The book is not a study of all combinations, but merely of those combinations that have (or had) monopolistic power, and that are properly designated as trusts. It is a study of monopolistic aggregations of capital under unified management. It contains no discussion of the experience of foreign countries, and only a brief (incidental) discussion of the experience of our fortyeight states. Material on these subjects was collected, but is omitted from the book for want of space, and because of a conviction that the trust problem is a national one, to be settled in the light of the conditions of our particular national life. The analysis of the six representative trusts is not intended to be complete; the aim has been merely to present the data in sufficient fullness to bring out concretely the reasons for forming trusts, the sources of their monopoly power, their tactics, and their economic consequences. In general, the history of individual trusts is not carried beyond the date of the dissolution proceedings instituted by the Department of Justice of the United States. Adequate reliable data for the subsequent history of these trusts are not available; and, moreover, the purpose is not to present a complete history of the representative trusts, but to explain the national policy toward trusts as evidenced by our laws and the manner of their enforcement.
The outstanding feature of the trust problem is its complexity. In the preface to an earlier book-"The Anthracite Coal Combination in the United States"-the author, after a detailed study of the facts connected with a particular combination, took occasion to emphasize the complex character of the trust question; and time has only served to deepen this early conviction. There is, so it would appear, no one solution of the problem; for we are confronted by a complex group of issues that must be dealt with collectively if any solution is to be had. The method of approach to this complicated problem has been that of the scientific investigator. The author would be neither advocate nor accuser. We are, in truth, in the grip of mighty forces,-forces that are modifying fundamentally the world's organization of industry; and he would be rash indeed who would venture to predict with assurance what the immediate future holds in store for us whether regulated competition, regulated monopoly, or public ownership in one form or another. Or possibly even some new untried venture into hitherto unexplored economic fields. The author is therefore content to present primarily a record rather than an argument or a prophecy.
Grateful acknowledgments are due to my brothers Grinnell and Percival, and to Messrs. J. S. Davis, F. B. Garver, C. A. Huston, H. L. Lutz, William Notz, C. O. Ruggles, F. W. Taussig, A. C. Whitaker, and M. S. Wildman, all of whom read portions of the manuscript.
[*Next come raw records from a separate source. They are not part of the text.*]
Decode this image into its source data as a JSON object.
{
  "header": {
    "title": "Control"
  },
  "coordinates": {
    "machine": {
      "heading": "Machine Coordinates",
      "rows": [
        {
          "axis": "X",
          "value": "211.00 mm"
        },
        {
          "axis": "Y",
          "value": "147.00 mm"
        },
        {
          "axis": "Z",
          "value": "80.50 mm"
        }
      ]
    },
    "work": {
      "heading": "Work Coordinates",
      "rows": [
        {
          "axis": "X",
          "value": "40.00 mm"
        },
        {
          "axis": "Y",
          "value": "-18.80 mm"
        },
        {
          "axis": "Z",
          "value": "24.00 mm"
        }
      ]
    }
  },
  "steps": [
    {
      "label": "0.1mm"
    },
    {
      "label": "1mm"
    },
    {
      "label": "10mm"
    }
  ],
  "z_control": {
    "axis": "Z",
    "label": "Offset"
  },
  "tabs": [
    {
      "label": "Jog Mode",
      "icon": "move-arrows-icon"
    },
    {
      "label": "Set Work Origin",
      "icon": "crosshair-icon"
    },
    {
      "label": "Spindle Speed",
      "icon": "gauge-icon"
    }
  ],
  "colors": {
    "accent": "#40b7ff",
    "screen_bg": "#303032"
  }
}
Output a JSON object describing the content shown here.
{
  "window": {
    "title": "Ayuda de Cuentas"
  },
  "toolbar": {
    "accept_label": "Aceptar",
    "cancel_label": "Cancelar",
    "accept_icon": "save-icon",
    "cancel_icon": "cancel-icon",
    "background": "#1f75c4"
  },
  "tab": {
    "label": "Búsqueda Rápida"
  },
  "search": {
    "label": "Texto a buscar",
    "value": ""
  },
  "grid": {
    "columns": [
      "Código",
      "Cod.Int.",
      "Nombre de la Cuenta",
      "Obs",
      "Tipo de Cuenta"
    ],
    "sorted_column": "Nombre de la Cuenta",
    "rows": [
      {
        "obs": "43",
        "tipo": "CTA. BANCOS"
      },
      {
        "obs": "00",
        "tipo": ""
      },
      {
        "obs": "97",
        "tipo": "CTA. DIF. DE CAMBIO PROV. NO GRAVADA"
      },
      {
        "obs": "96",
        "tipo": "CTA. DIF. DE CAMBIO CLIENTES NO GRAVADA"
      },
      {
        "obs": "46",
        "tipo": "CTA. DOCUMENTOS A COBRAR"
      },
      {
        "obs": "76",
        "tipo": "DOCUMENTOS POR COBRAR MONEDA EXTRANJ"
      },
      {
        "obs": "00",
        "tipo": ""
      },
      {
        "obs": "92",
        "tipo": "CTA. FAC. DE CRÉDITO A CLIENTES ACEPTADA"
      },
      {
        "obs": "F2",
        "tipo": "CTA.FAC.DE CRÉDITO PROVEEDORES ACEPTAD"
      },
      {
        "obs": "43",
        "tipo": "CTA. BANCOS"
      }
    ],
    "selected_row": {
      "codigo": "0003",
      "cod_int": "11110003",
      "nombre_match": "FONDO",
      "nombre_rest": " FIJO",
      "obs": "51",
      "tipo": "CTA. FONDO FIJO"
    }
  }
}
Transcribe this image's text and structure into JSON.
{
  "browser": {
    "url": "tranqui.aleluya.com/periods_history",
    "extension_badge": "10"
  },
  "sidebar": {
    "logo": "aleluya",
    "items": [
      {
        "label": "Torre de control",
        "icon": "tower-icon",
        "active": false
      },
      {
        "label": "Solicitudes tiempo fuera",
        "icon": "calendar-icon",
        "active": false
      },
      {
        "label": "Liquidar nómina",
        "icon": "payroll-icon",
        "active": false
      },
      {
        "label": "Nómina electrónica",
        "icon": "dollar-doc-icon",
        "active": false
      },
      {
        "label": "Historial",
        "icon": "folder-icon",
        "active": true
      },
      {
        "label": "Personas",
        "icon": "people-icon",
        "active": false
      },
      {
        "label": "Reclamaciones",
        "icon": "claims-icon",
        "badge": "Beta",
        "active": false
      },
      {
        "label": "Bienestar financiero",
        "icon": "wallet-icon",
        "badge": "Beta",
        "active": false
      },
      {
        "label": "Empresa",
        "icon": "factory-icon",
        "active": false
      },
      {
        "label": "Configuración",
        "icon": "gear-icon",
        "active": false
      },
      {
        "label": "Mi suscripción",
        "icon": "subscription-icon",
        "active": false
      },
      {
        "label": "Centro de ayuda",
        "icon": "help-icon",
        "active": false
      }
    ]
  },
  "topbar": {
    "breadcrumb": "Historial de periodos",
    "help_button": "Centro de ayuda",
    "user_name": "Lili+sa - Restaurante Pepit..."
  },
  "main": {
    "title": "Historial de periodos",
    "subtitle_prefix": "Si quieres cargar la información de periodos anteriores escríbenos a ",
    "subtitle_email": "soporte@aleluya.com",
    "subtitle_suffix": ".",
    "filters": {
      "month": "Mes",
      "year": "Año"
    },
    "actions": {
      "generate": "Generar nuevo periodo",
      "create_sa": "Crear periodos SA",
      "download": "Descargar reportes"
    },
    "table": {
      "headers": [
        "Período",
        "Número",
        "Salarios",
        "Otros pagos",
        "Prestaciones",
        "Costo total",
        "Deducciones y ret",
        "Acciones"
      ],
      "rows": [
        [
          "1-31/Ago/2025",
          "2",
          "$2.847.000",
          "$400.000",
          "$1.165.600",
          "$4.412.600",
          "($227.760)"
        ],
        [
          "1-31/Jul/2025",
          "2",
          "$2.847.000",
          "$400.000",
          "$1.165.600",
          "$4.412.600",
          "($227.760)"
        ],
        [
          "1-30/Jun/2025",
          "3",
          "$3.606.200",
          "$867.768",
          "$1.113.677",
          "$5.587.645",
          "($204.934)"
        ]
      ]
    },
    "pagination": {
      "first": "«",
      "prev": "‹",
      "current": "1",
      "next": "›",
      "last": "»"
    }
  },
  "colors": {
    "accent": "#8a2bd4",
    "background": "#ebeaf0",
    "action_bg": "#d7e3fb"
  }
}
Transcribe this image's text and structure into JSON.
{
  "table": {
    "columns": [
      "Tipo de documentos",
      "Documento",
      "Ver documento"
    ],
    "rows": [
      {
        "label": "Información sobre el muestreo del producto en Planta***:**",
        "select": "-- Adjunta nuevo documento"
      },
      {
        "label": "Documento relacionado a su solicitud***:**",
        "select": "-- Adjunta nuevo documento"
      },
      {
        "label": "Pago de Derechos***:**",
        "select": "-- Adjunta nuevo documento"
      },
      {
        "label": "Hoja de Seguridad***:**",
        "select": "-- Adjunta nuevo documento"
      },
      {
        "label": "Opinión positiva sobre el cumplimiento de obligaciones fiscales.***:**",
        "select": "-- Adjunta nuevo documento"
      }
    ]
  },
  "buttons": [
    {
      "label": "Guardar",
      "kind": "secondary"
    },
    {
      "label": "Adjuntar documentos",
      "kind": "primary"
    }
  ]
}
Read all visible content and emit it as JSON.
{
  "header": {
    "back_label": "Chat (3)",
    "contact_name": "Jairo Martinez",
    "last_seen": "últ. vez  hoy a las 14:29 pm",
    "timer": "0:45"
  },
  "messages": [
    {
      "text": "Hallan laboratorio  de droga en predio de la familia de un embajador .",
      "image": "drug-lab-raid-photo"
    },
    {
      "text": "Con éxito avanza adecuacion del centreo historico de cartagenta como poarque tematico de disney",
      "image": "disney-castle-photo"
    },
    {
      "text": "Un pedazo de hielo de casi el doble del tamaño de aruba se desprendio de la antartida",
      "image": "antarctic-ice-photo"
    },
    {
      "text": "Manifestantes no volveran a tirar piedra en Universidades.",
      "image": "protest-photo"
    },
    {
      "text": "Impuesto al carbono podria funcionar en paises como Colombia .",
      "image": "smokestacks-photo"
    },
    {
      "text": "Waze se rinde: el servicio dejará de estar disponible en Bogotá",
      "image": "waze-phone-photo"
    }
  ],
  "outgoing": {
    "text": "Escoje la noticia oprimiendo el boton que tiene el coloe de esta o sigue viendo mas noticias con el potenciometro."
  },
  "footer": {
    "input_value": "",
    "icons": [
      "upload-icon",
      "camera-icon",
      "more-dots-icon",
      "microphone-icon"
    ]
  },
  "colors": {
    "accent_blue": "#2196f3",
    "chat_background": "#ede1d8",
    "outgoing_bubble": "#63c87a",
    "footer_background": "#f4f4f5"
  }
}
But my deepest obligation is to my father, Professor Richard Jones, who despite the demands of his own rigorous intellectual life has given unstintedly of time and counsel, to the end that I should, with Shakespeare, try to 'find where truth is hid,' and then take heed lest I 'deliver' more or less than truth.
Difficulty with this type of pool.
National Lead and Cordage "trusts"
State and federal legislation..